> _YOUR ASSIGNMENT_:
Report every line of the data where the string "text" appears.

> _DATA TO USE_:
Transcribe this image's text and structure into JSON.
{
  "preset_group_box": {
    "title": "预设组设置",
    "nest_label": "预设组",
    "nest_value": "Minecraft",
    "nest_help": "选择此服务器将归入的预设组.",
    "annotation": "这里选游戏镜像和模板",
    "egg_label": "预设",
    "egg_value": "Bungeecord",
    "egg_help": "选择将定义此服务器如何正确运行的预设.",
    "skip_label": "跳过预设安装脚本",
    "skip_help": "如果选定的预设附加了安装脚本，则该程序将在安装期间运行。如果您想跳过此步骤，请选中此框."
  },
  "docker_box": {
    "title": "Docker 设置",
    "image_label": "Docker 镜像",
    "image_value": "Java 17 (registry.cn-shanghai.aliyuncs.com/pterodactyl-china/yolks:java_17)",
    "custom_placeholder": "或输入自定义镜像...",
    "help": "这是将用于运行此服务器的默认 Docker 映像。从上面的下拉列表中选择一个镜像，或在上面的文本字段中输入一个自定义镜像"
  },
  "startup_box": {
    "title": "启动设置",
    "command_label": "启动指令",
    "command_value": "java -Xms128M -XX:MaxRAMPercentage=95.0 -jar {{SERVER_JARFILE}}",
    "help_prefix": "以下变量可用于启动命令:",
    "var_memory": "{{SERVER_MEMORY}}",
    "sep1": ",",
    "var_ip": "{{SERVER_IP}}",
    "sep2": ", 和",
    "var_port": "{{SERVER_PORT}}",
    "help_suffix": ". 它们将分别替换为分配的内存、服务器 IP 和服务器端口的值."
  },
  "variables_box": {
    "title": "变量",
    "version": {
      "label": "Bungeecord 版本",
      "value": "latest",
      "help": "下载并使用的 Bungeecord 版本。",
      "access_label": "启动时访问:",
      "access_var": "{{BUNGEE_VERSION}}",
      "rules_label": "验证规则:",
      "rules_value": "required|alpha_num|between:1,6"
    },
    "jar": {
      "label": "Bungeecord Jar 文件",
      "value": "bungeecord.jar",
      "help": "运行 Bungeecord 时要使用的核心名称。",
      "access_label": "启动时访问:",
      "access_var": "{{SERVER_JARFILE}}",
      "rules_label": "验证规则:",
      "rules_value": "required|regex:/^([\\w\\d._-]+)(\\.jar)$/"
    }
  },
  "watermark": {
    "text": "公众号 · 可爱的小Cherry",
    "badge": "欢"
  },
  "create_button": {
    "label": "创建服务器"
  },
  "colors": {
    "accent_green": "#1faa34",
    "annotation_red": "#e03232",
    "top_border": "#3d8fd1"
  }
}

> _EXERCISE ANSWER_:
Transcribe this image's text and structure into JSON.
    "text": "公众号 · 可爱的小Cherry",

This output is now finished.